The rise of online sales has “profound implications” for retailers, manufacturers and consumers, says the Online Bakery: Browsing for Bread report by analysts Rabobank, which expects online grocery to account for between 20% and 25% of grocery sales in Western Europe by 2030.
“Whether producing branded or private label, fresh, frozen, or long-life bakery products, sooner or later producers will have to learn the ropes of selling online,” states the report.
And it adds that those manufacturers who do not acquire such skills run the risk of losing sales, or even supply contracts.
Closer collaboration between bakers and retailers
To deliver a fresher product to consumers, closer collaboration between bakers and retailers will be key, according to Rabobank.
While bakers face additional costs for delivering small amounts of product to dedicated online fulfilment centers – also known as dark stores – these costs are set to fall as online grocery sales increase and bring with them an increase in drop sizes.
Rabobank also suggests time-stamping a freshness guarantee on products could help to reassure shoppers, and that online grocers may set up bake-off facilities or bakery lines in order to help mitigate consumer concerns over freshness.
Analsysts said they know at least one industrial bakery that has started to produce fresh baked goods in the proximity of a distribution center of an online retailer, and almost exclusively for that retailer.
Importance of getting logistics right
"Getting the logistics right is very important for online delivery, especially for fresh," Rabobank global strategist for consumer goods Cyrille Filott told BakeryandSnacks. "So proximity to the distribution center is key. Bakeries need to be flexible and be able, in time, to produce to order."
The industry must also be aware of the need for shipping-proof packaging, says the report, which points out that options may include reusable bags and one-way insulated boxes.
And businesses will need to develop approaches tailored to different markets, suggests Rabobank. In France, where online retail is predominantly click’n’collect, several retailers are piloting pick-up windows where shoppers can collect freshly baked bread ordered online.
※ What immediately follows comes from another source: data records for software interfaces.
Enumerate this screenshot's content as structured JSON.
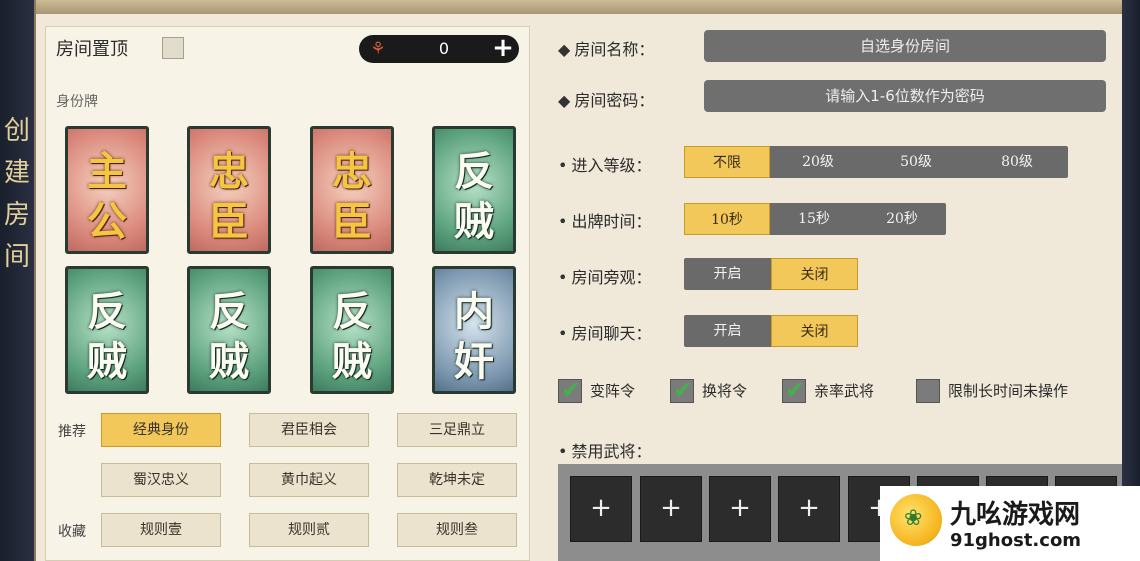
{
  "sidebar": {
    "text": "创建房间"
  },
  "room": {
    "top_label": "房间置顶",
    "coin_value": "0",
    "plus": "+",
    "coin_icon": "⚘"
  },
  "roles": {
    "label": "身份牌",
    "cards": [
      {
        "t1": "主",
        "t2": "公",
        "style": "pink"
      },
      {
        "t1": "忠",
        "t2": "臣",
        "style": "pink"
      },
      {
        "t1": "忠",
        "t2": "臣",
        "style": "pink"
      },
      {
        "t1": "反",
        "t2": "贼",
        "style": "green"
      },
      {
        "t1": "反",
        "t2": "贼",
        "style": "green"
      },
      {
        "t1": "反",
        "t2": "贼",
        "style": "green"
      },
      {
        "t1": "反",
        "t2": "贼",
        "style": "green"
      },
      {
        "t1": "内",
        "t2": "奸",
        "style": "blue"
      }
    ]
  },
  "modes": {
    "recommend_label": "推荐",
    "collect_label": "收藏",
    "recommend": [
      "经典身份",
      "君臣相会",
      "三足鼎立",
      "蜀汉忠义",
      "黄巾起义",
      "乾坤未定"
    ],
    "collect": [
      "规则壹",
      "规则贰",
      "规则叁"
    ]
  },
  "form": {
    "name_label": "房间名称：",
    "name_value": "自选身份房间",
    "password_label": "房间密码：",
    "password_placeholder": "请输入1-6位数作为密码",
    "level_label": "进入等级：",
    "level_options": [
      "不限",
      "20级",
      "50级",
      "80级"
    ],
    "time_label": "出牌时间：",
    "time_options": [
      "10秒",
      "15秒",
      "20秒"
    ],
    "watch_label": "房间旁观：",
    "watch_options": [
      "开启",
      "关闭"
    ],
    "chat_label": "房间聊天：",
    "chat_options": [
      "开启",
      "关闭"
    ],
    "checks": [
      {
        "label": "变阵令",
        "checked": true
      },
      {
        "label": "换将令",
        "checked": true
      },
      {
        "label": "亲率武将",
        "checked": true
      },
      {
        "label": "限制长时间未操作",
        "checked": false
      }
    ],
    "ban_label": "禁用武将：",
    "ban_slot": "+"
  },
  "watermark": {
    "title": "九吆游戏网",
    "url": "91ghost.com"
  }
}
In The NetherIands, where consumers often put fresh bread in the freezer for later consumption, a Dutch online grocer is offering frozen freshly baked bread.
US online market is growing fast
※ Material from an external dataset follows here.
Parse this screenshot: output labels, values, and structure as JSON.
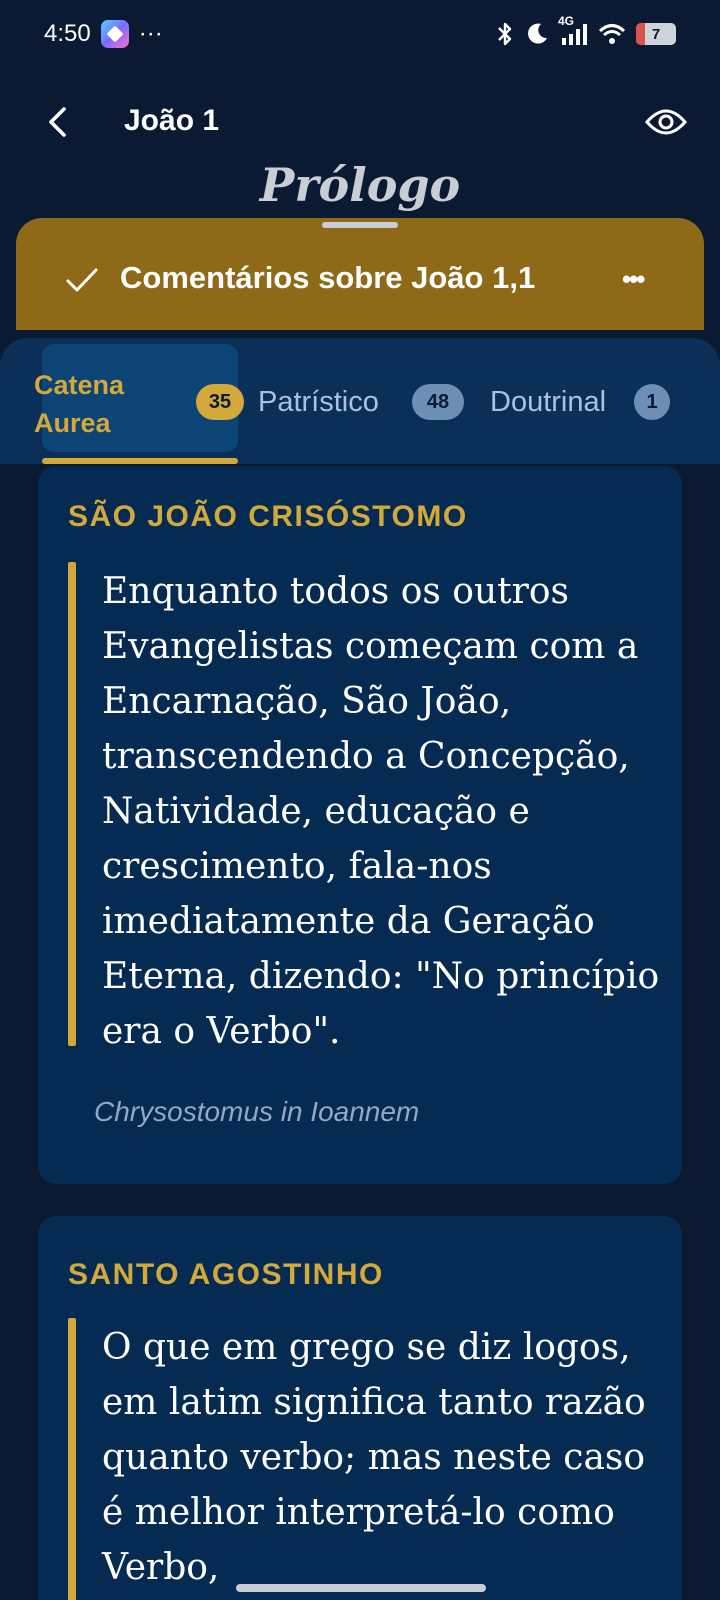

And while online retailing is only at the beginning of its life-cycle in the US - with a 1% market share in grocery - it is growing very fast, said Filott.
"There is money behind the growth - Walmart has committed several billions of dollars to roll out online grocery shopping," he added. "Now is the time for US bakeries to get involved."
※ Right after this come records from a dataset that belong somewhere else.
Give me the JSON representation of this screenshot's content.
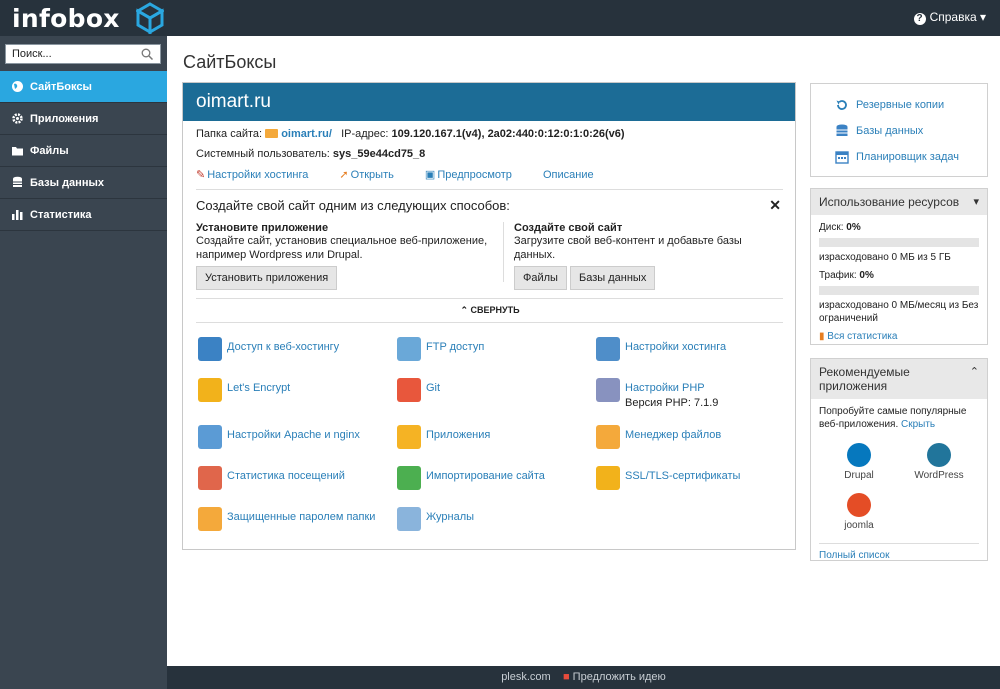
{
  "topbar": {
    "logo": "infobox",
    "help_icon": "?",
    "help_label": "Справка ▾"
  },
  "sidebar": {
    "search_placeholder": "Поиск...",
    "items": [
      {
        "label": "СайтБоксы",
        "icon": "globe-icon",
        "active": true
      },
      {
        "label": "Приложения",
        "icon": "gear-icon",
        "active": false
      },
      {
        "label": "Файлы",
        "icon": "folder-icon",
        "active": false
      },
      {
        "label": "Базы данных",
        "icon": "database-icon",
        "active": false
      },
      {
        "label": "Статистика",
        "icon": "bar-chart-icon",
        "active": false
      }
    ]
  },
  "main": {
    "title": "СайтБоксы",
    "site": {
      "domain": "oimart.ru",
      "folder_label": "Папка сайта:",
      "folder_value": "oimart.ru/",
      "ip_label": "IP-адрес:",
      "ip_value": "109.120.167.1(v4), 2a02:440:0:12:0:1:0:26(v6)",
      "user_label": "Системный пользователь:",
      "user_value": "sys_59e44cd75_8",
      "links": [
        "Настройки хостинга",
        "Открыть",
        "Предпросмотр",
        "Описание"
      ],
      "create_title": "Создайте свой сайт одним из следующих способов:",
      "close": "✕",
      "option_app": {
        "title": "Установите приложение",
        "text": "Создайте сайт, установив специальное веб-приложение, например Wordpress или Drupal.",
        "button": "Установить приложения"
      },
      "option_own": {
        "title": "Создайте свой сайт",
        "text": "Загрузите свой веб-контент и добавьте базы данных.",
        "button_files": "Файлы",
        "button_db": "Базы данных"
      },
      "collapse": "⌃ СВЕРНУТЬ",
      "tools": [
        {
          "label": "Доступ к веб-хостингу",
          "icon": "web-access-icon",
          "color": "#3b82c4"
        },
        {
          "label": "FTP доступ",
          "icon": "ftp-icon",
          "color": "#6aa8d8"
        },
        {
          "label": "Настройки хостинга",
          "icon": "hosting-settings-icon",
          "color": "#4f8ec9"
        },
        {
          "label": "Let's Encrypt",
          "icon": "lets-encrypt-icon",
          "color": "#f2b21b"
        },
        {
          "label": "Git",
          "icon": "git-icon",
          "color": "#e8573c"
        },
        {
          "label": "Настройки PHP",
          "icon": "php-icon",
          "color": "#8892bf",
          "sub": "Версия PHP: 7.1.9"
        },
        {
          "label": "Настройки Apache и nginx",
          "icon": "apache-icon",
          "color": "#5b9bd5"
        },
        {
          "label": "Приложения",
          "icon": "applications-icon",
          "color": "#f5b324"
        },
        {
          "label": "Менеджер файлов",
          "icon": "file-manager-icon",
          "color": "#f4a93b"
        },
        {
          "label": "Статистика посещений",
          "icon": "visit-stats-icon",
          "color": "#e0664b"
        },
        {
          "label": "Импортирование сайта",
          "icon": "import-site-icon",
          "color": "#4caf50"
        },
        {
          "label": "SSL/TLS-сертификаты",
          "icon": "ssl-icon",
          "color": "#f2b21b"
        },
        {
          "label": "Защищенные паролем папки",
          "icon": "protected-folder-icon",
          "color": "#f4a93b"
        },
        {
          "label": "Журналы",
          "icon": "logs-icon",
          "color": "#8ab4dc"
        }
      ]
    }
  },
  "right": {
    "quick_links": [
      {
        "label": "Резервные копии",
        "icon": "backup-icon"
      },
      {
        "label": "Базы данных",
        "icon": "database-icon"
      },
      {
        "label": "Планировщик задач",
        "icon": "calendar-icon"
      }
    ],
    "usage": {
      "title": "Использование ресурсов",
      "disk_label": "Диск:",
      "disk_value": "0%",
      "disk_fraction": 0,
      "disk_text": "израсходовано 0 МБ из 5 ГБ",
      "traffic_label": "Трафик:",
      "traffic_value": "0%",
      "traffic_fraction": 0,
      "traffic_text": "израсходовано 0 МБ/месяц из Без ограничений",
      "all_stats": "Вся статистика"
    },
    "apps": {
      "title": "Рекомендуемые приложения",
      "intro": "Попробуйте самые популярные веб-приложения.",
      "hide": "Скрыть",
      "items": [
        {
          "name": "Drupal",
          "color": "#0678be"
        },
        {
          "name": "WordPress",
          "color": "#21759b"
        },
        {
          "name": "joomla",
          "color": "#e44d26"
        }
      ],
      "full_list": "Полный список"
    }
  },
  "footer": {
    "link1": "plesk.com",
    "link2": "Предложить идею"
  }
}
Rabobank said that, while private label dominated many European markets, branded products are more important in the US, and producers of branded baked goods need to make sure their assortment and packaging is right for online sales.
And US bakers may need to rethink their distribution processes.
"Many US bakery companies still use direct store distribution, which works fine for click-and-collect orders that are picked up at a store, but orders that are delivered to homes and offices may come from a distribution center which needs to be supplied differently," said Filott.
Pictures and product descriptions
In order to help shoppers find products online, manufacturers should invest in product pictures and the right product descriptions, says the report, and need to understand how a retailer’s online product classification system works.
Up-to-date knowledge of health and diet trends is also essential key, and Rabobank suggests a good starting point is monitoring social media and asking shoppers’ opinions.
The performance of morning goods such as bagels and croissants in some markets suggests the potential for online bakery.
According to the report, data from consumer researchers Dunnhumby showed that in the established online grocery markets of France, the UK and South Korea combined, multichannel shoppers — those who buy their groceries both offline and online — already buy 11.9% of their morning goods online.
In general, says Rabobank, the percentage of morning goods bought online is higher than in the offline channel, while online sales of sliced or prepacked bread are similar to offline sales, and sales of fresh bread/in-store bakery items roughly 50% less online compared to offline.
For the full Rabobank see here (Rabobank business client log-in required)
Online bakery retail: Taking a category approach
Rabobank’s report Online bakery: Browsing for Bread distinguishes three major bakery product categories and their challenges and opportunities:
Fresh (shelf-life of a day)
“In terms of online consumer uptake, we would expect some initial hesitance from consumers, especially in countries like France, with a sizeable artisanal channel,” says Rabobank, adding that retailers and manufacturers would have to work closely to realize the opportunities of fresh baked goods online.
Just as important, suggests the analysts, will be offering unique products that help differentiate retailers as pricing becomes more transparent.
Limited shelf-life (up to a week)
In this category, it is important for retailers to convince consumers about product freshness, quality and how long the product can be stored before consumption, said Rabobank, adding that the latter is particularly important as online grocery purchases are often not intended for immediate consumption.
Long shelf-life (up to several months)
Long shelf-life products face substantially fewer challenges than their fresh and limited shelf-life peers, according to Rabobank.
“Compared to offline assortments, online products do not require materially different packaging or extensive freshness guarantees,” it added. “Production batches can remain relatively high, with costs low, as products can be stored before being replenished.”
This flexibility helped offer marketing opportunities such as promotions and combo deals with products in other categories.